Friday, April 19, 2013
Relative sizes of the known habitable zone planets identified to-date.
Image Credit: NASA Ames/JPL-Caltech
Today, we met the neighbors.

NASA astronomers announced that the Kepler mission has discovered three earth-like planets orbiting distant stars and which are within the 'habitable zone' -- where distances from the sun-like star maintain temperate surface temperatures that maintain liquid water.

Key to the planet-hunters' spotting is the Kepler spacecraft. NASA's Kepler space telescope has one primary sensor that detects the light of hundreds of thousands of stars all at once.

If a planet passes between our Solar System and a distant star, the sensor registers a tiny dip in the star's brightness. By studying the pattern of dips, researchers can determine how long it takes for the planet to orbit its sun.

Two of the newly uncovered planets orbit around a star called Kepler-62, about 2,700 light-years away. As far as suns go, Kepler-62 is a smaller, dimmer star than our own. One of the planets, charmingly named Kepler-62f, is a mere 40 percent larger than Earth, closer in size than any other planet known to orbit within the habitable zone of a star. It's neighbor, Kepler-62e, lies on the hot inside edge of the habitable zone and is about 60 percent larger than Earth.

The second planetary system, Kepler-69, is similar in size and brightness to our sun and much closer at only 1,200 light-years. That's why astronomers believe that the third exoplanet, Kepler-69c, with a orbit of 242 days similar to Venus, might have a similar surface composition.

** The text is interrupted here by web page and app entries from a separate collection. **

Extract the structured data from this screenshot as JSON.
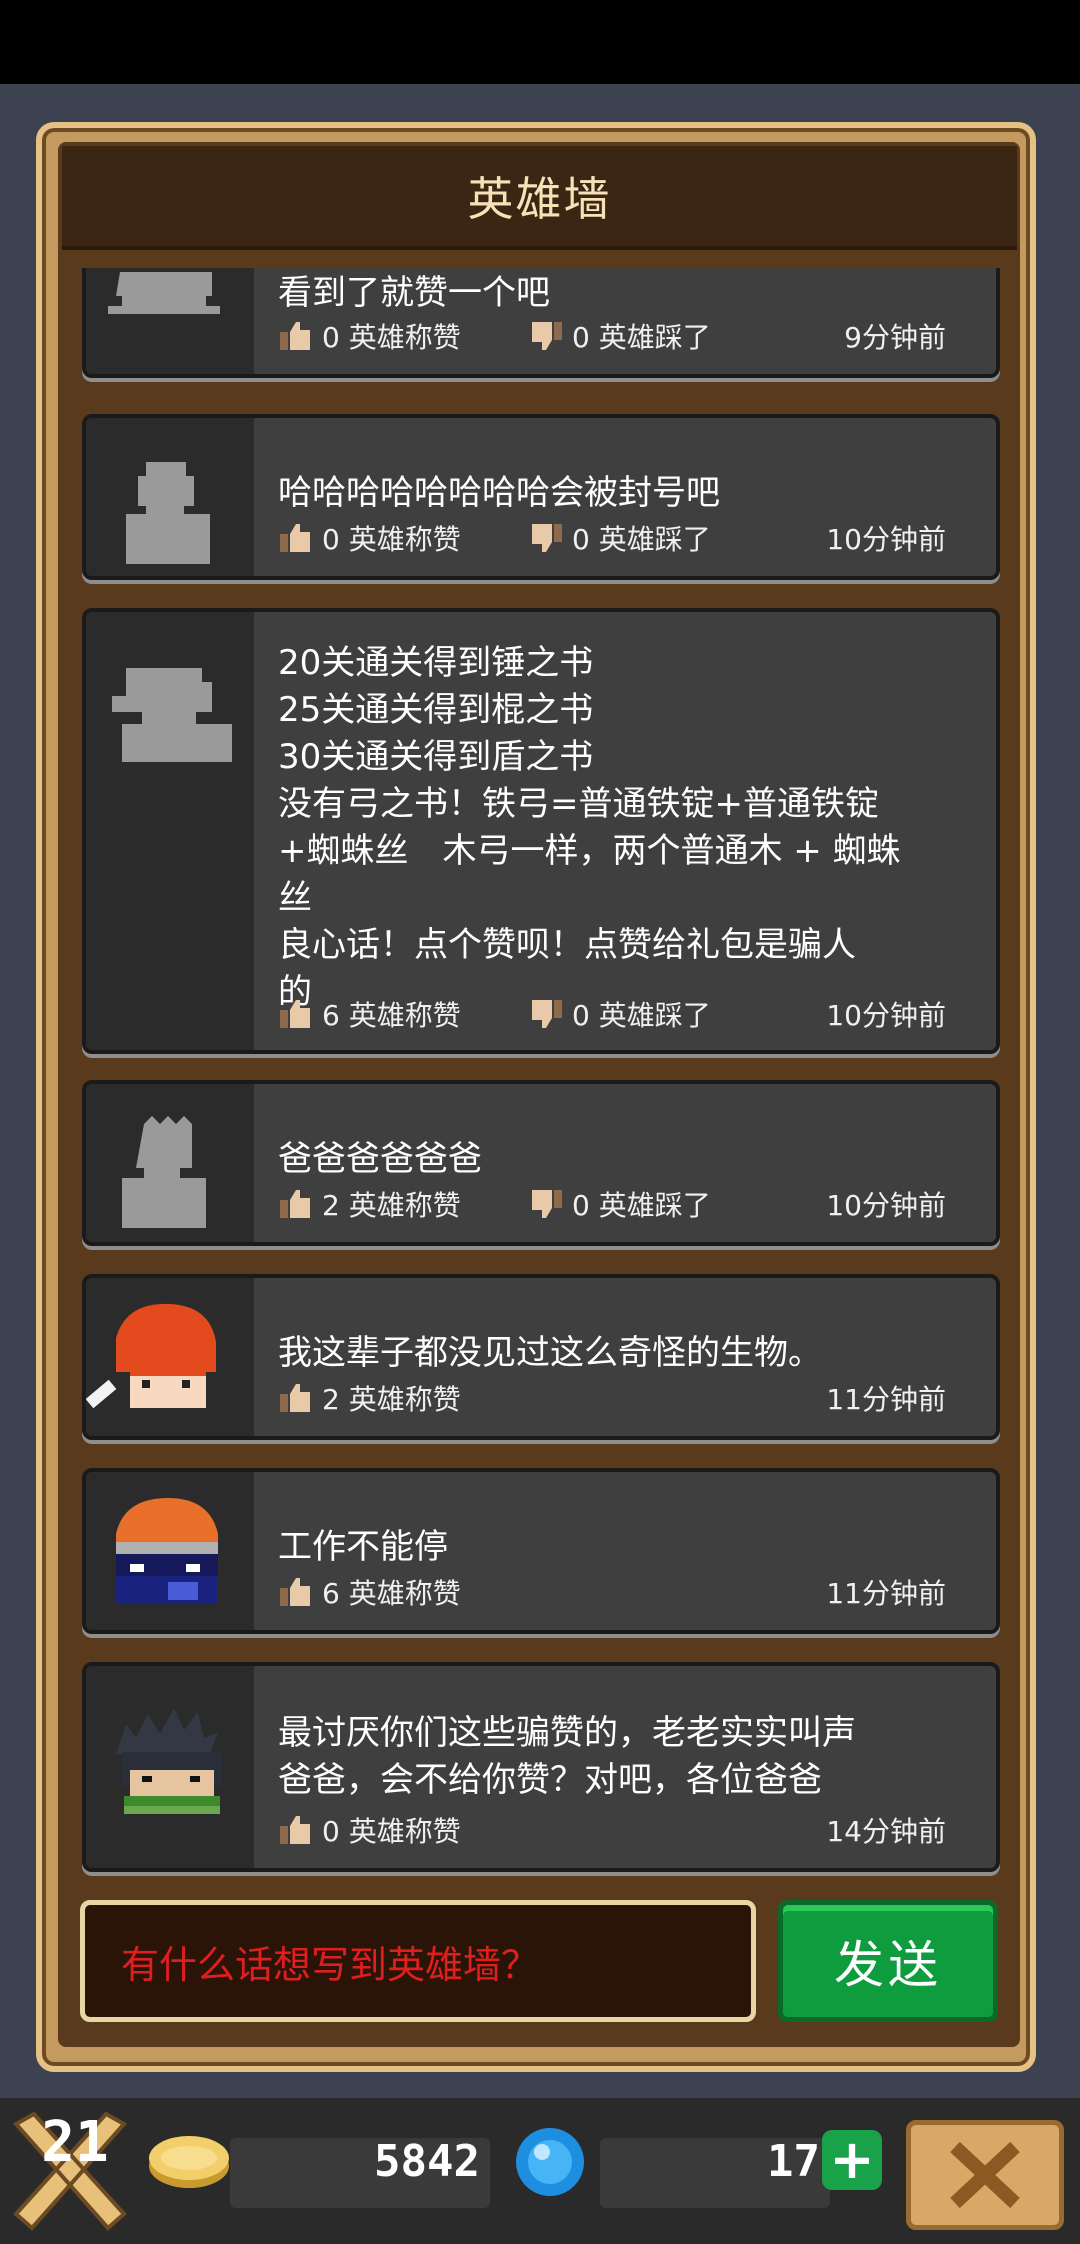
{
  "header": {
    "title": "英雄墙"
  },
  "posts": [
    {
      "message": "看到了就赞一个吧",
      "likes": "0 英雄称赞",
      "dislikes": "0 英雄踩了",
      "time": "9分钟前",
      "avatar": "silhouette-icon"
    },
    {
      "message": "哈哈哈哈哈哈哈哈会被封号吧",
      "likes": "0 英雄称赞",
      "dislikes": "0 英雄踩了",
      "time": "10分钟前",
      "avatar": "silhouette-icon"
    },
    {
      "message": "20关通关得到锤之书\n25关通关得到棍之书\n30关通关得到盾之书\n没有弓之书！铁弓=普通铁锭+普通铁锭\n+蜘蛛丝　木弓一样，两个普通木 + 蜘蛛\n丝\n良心话！点个赞呗！点赞给礼包是骗人\n的",
      "likes": "6 英雄称赞",
      "dislikes": "0 英雄踩了",
      "time": "10分钟前",
      "avatar": "silhouette-icon"
    },
    {
      "message": "爸爸爸爸爸爸",
      "likes": "2 英雄称赞",
      "dislikes": "0 英雄踩了",
      "time": "10分钟前",
      "avatar": "silhouette-icon"
    },
    {
      "message": "我这辈子都没见过这么奇怪的生物。",
      "likes": "2 英雄称赞",
      "time": "11分钟前",
      "avatar": "red-hair-hero-icon"
    },
    {
      "message": "工作不能停",
      "likes": "6 英雄称赞",
      "time": "11分钟前",
      "avatar": "orange-hair-hero-icon"
    },
    {
      "message": "最讨厌你们这些骗赞的，老老实实叫声\n爸爸，会不给你赞？对吧，各位爸爸",
      "likes": "0 英雄称赞",
      "time": "14分钟前",
      "avatar": "spiky-hair-hero-icon"
    }
  ],
  "composer": {
    "placeholder": "有什么话想写到英雄墙？",
    "send_label": "发送"
  },
  "bottom_bar": {
    "level": "21",
    "coins": "5842",
    "gems": "17",
    "plus_label": "+"
  },
  "colors": {
    "frame": "#c49a5f",
    "header_bg": "#3a2612",
    "card_bg": "#3c3c3c",
    "send_green": "#0f9c3f",
    "placeholder_red": "#e01e1e"
  }
}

In their report published in the journal Science on April 18, 2013, the researchers say that while the Kepler telescope enables unprecedented access to search for the earths of the universe, the data from Kepler isn't sufficient to determine the surface composition of the planets. Instead, the researchers compare factors like orbit time, size, and brightness of the planet's sun to planets closer to home to imagine the planets' land.

In the meantime, the Kepler telescope has kept scientists busy. Since its launch in 2009, the telescope has detected over two thousand candidate exoplanets, 122 of which have been confirmed. To keep track of the hunt for distant earths, check out the exoplanet database.
Posted by Quark Twain